Earth-side Lights—Down here on earth there are many special lights too in Palmer. There is the sweet lit Christmas Tree on the highway. People wear lit hats, light necklaces, and carry flashlights, and torches. In Palmer, there are twinkly lights are everywhere. Christmas decorations reflect and resonate the lights. Backyard and brewery bonfires and campfires are a big deal; fire-pits are a joyous connection. Lampposts are festooned with holiday cheer. Walkers, runners and bikers are lit up, along with their dogs. They wear lights and reflectors and reflective tape and collars. Candles are in many windows. All of these lights scare away the darkness. And last weekend’s fireworks were the biggest exclamation point of light celebrations.
Celebrate Palmer’s Darkest Time—It’s the darkest week of the entire year. We are heading down to the shortest hours of daylight. In the Palmer mornings we see 2 or 3 or 5 different slow sunrises as the sun slips behind mountain tops and pops out intermittently between the ridges. It’s an uncanny performance and—even if you have lived with it for 50 years—it turns us all on our heads. This week is particularly important—because in just one week, we get to reverse that trend. Oh it will be subtle increases of light, but the pendulum of weather and light will have swung to the other side. Our planet will begin to tip back to the light and the deliberate change in axis is a delightful thing to recognize with Solstice.
Solstice Plans in Palmer—Private Solstice Light partiesare planned with enough distance to keep things safe. Good warming foods are prepared along with party music. Ice lit luminaries, icicle flash lights, frozen glowing bubbles, a large fire (and perhaps some performance art applauding the seasonal shift), fireworks, sparklers, torches, lanterns, and interesting light sabers symbolically cut through the darkness. We are so fortunate to see this phenomena in Palmer; our bonfires and Solstice parties are genuine in our appreciation.
The Dark—We know that the dark is temporary. We accept that it heals. Sometimes it does us well to just stand still and absorb its significance. Instead of jovial jumping around party style, we can simply walk in to the dark woods and experience the shortest days and what they mean to us. This quiet retrospective walk is almost a prayer and always a rich moment of awareness.

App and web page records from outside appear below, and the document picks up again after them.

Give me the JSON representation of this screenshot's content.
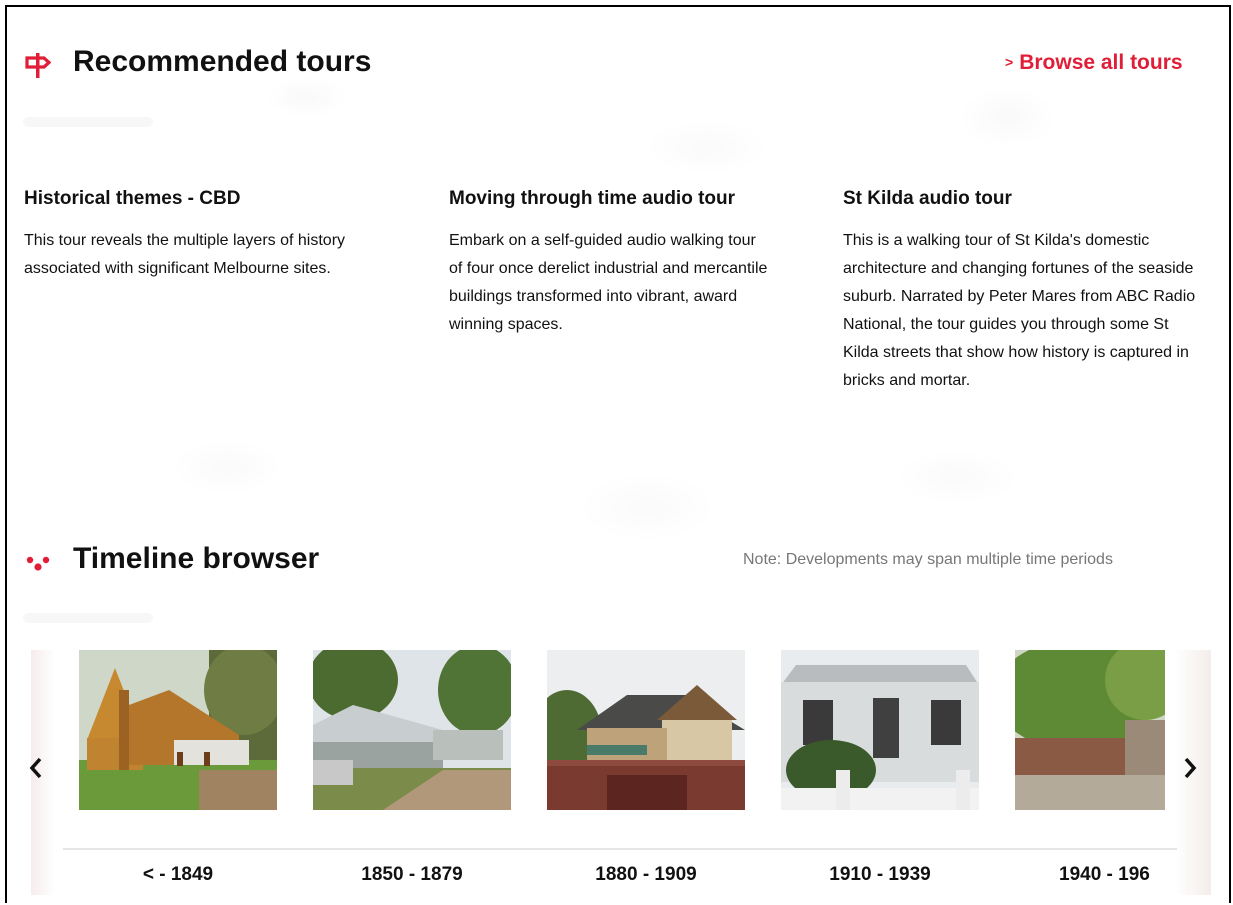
{
  "recommended": {
    "heading": "Recommended tours",
    "browse_label": "Browse all tours",
    "accent": "#e01e37",
    "icon": "signpost-icon"
  },
  "tours": [
    {
      "title": "Historical themes - CBD",
      "description": "This tour reveals the multiple layers of history associated with significant Melbourne sites."
    },
    {
      "title": "Moving through time audio tour",
      "description": "Embark on a self-guided audio walking tour of four once derelict industrial and mercantile buildings transformed into vibrant, award winning spaces."
    },
    {
      "title": "St Kilda audio tour",
      "description": "This is a walking tour of St Kilda's domestic architecture and changing fortunes of the seaside suburb. Narrated by Peter Mares from ABC Radio National, the tour guides you through some St Kilda streets that show how history is captured in bricks and mortar."
    }
  ],
  "timeline": {
    "heading": "Timeline browser",
    "note": "Note: Developments may span multiple time periods",
    "icon": "timeline-dots-icon",
    "prev_icon": "chevron-left-icon",
    "next_icon": "chevron-right-icon",
    "periods": [
      {
        "label": "< - 1849"
      },
      {
        "label": "1850 - 1879"
      },
      {
        "label": "1880 - 1909"
      },
      {
        "label": "1910 - 1939"
      },
      {
        "label": "1940 - 196"
      }
    ]
  }
}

Jolabokabuchaflod (Christmas Book Flood) in Palmer—This is a book lover holiday. This is a chocolate lover holiday. This is a two day (Saturday and Sunday) book and chocolate exchange event at 203 Kombucha, 105 South Valley Way, uptown Palmer, in the north side. 203 Kombucha is directly across from the skateboard park and shares the building with Poppy Lane. The event is simple—bring a book (new or gently used), unopened chocolate and exchange for a book and chocolate of your choice. This isn’t the first year for this in Palmer. It has happened at the book store, at Vagabonds and now it is at Kombucha 203 so luckily you can also indulge in delicious Kombucha.
Barbara Hunt is both Palmer writer and artist. She works hard to keep the robust pulse of Palmer, Alaska. She shares the good stuff in the weekly Palmer Alaska Buzz Column in the Mat Su Valley Frontiersman and daily on the Palmer Alaska Buzz Facebook Group. Her “Palmer Buzz 2022 Community Calendar” is available at Palmer shops. Contact at firstname.lastname@example.org or text 907.315.3222